== Exercise brief ==
Go through the lines below and copy each one that holds the string "footer".

::::

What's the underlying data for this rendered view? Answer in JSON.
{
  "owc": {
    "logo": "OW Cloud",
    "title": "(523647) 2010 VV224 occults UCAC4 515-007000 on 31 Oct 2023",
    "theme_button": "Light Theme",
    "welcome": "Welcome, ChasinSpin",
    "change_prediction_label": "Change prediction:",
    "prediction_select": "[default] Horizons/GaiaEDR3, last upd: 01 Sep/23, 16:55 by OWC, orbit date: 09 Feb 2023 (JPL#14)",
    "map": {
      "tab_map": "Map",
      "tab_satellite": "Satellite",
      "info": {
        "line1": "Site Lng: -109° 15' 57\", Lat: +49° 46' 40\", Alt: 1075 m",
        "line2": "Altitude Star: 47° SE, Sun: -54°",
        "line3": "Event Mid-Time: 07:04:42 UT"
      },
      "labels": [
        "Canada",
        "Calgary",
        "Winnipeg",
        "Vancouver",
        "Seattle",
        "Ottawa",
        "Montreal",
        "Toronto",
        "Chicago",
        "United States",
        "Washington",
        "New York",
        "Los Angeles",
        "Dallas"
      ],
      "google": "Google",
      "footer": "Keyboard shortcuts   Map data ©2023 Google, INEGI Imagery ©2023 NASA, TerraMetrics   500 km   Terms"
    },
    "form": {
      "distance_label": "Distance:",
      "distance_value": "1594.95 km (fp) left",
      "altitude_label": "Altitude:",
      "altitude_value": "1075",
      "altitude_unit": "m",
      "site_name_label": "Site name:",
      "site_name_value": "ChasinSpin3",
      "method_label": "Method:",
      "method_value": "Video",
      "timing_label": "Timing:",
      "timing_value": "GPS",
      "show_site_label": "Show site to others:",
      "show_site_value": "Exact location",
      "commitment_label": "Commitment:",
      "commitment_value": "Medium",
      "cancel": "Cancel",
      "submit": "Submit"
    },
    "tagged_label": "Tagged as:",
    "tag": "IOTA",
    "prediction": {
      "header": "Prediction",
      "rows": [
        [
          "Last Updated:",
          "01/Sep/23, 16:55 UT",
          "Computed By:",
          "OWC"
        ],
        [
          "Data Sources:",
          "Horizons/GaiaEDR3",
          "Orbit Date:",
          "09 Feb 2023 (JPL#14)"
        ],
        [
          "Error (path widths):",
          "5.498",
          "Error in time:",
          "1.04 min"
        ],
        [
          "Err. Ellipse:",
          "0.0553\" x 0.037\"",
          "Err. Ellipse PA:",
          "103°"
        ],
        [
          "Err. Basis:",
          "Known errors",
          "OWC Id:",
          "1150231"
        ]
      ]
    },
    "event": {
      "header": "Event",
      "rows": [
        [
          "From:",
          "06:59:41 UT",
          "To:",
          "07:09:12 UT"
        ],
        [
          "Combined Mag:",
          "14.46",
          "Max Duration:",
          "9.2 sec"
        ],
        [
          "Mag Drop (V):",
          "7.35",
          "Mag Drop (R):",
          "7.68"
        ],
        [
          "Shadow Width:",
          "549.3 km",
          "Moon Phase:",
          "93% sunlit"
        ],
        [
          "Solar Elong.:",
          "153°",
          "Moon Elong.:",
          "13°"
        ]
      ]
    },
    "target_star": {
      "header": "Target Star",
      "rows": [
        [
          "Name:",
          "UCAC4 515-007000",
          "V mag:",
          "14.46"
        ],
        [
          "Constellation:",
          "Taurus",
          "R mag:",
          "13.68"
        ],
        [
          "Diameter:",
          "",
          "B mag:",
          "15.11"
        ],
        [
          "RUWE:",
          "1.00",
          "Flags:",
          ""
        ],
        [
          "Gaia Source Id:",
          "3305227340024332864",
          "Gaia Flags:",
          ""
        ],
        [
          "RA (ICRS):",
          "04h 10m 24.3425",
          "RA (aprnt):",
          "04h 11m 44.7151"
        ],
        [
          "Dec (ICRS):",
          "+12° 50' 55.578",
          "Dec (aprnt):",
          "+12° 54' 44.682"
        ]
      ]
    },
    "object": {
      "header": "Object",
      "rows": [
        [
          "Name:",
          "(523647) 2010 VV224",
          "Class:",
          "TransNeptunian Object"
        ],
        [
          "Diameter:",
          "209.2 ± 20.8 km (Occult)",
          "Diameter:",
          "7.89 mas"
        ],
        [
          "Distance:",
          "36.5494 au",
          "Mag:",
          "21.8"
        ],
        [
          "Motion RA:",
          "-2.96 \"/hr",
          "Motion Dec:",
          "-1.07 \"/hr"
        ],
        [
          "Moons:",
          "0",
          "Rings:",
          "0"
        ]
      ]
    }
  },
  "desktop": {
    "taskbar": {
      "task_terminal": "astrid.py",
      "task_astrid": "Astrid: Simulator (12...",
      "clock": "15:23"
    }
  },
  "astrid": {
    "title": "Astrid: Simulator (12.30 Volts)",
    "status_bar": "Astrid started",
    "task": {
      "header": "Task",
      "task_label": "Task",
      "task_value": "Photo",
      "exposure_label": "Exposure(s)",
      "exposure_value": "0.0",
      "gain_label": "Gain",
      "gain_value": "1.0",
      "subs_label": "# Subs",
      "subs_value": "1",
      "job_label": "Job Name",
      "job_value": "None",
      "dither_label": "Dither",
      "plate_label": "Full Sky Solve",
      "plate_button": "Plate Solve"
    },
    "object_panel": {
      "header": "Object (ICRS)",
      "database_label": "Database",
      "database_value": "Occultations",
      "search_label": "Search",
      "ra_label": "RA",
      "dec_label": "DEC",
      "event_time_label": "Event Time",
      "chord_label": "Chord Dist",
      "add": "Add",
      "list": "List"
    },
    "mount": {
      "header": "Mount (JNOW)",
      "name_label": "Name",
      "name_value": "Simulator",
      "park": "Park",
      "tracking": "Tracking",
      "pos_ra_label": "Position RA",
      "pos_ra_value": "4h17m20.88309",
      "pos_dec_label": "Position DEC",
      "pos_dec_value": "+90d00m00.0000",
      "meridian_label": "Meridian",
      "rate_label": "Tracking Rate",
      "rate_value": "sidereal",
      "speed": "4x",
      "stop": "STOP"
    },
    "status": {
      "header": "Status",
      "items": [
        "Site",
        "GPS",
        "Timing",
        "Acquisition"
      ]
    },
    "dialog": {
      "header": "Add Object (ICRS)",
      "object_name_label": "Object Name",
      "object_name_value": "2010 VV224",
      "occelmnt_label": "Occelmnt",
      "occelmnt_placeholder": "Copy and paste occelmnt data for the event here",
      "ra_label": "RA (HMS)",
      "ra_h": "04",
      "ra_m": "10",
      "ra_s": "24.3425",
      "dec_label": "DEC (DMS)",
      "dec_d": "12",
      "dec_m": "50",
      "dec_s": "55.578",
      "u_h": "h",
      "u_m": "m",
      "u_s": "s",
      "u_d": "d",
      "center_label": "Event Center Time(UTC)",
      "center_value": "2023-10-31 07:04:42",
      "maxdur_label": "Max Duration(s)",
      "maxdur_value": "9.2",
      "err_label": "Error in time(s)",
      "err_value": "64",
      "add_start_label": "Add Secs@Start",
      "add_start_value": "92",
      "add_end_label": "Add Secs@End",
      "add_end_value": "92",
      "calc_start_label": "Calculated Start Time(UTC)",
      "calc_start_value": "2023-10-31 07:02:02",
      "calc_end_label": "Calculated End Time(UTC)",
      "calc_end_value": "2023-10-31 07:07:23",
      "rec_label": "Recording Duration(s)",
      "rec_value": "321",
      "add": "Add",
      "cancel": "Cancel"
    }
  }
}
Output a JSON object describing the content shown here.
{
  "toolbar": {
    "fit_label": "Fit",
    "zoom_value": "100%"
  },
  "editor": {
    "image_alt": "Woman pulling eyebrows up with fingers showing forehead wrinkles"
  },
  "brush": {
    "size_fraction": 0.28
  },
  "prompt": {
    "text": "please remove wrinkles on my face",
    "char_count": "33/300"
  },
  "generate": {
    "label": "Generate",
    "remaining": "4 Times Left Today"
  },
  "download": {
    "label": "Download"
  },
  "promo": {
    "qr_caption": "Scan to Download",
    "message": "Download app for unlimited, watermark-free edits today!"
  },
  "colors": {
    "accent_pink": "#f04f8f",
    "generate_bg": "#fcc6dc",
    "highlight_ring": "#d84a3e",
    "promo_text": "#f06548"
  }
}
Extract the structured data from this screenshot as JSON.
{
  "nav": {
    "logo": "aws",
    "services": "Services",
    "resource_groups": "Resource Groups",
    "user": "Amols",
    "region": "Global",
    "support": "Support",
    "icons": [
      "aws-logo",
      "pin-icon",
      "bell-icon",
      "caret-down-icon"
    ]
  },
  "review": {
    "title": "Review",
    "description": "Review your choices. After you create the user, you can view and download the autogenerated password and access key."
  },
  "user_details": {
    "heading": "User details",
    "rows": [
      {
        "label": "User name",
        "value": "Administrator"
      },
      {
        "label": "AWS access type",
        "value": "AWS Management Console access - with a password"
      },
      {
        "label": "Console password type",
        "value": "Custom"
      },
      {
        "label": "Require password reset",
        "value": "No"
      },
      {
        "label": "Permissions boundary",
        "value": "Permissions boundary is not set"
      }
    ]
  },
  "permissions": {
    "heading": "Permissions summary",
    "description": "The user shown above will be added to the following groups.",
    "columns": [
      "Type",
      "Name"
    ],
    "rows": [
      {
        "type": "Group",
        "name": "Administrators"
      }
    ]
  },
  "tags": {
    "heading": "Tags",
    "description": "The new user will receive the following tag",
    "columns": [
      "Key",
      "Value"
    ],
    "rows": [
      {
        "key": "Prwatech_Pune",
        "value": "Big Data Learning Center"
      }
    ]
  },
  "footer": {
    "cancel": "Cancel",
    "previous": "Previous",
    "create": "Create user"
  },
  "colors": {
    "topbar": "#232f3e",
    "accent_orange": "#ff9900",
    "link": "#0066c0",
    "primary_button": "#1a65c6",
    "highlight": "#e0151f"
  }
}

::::

== Solved exercise ==
      "footer": "Keyboard shortcuts   Map data ©2023 Google, INEGI Imagery ©2023 NASA, TerraMetrics   500 km   Terms"
  "footer": {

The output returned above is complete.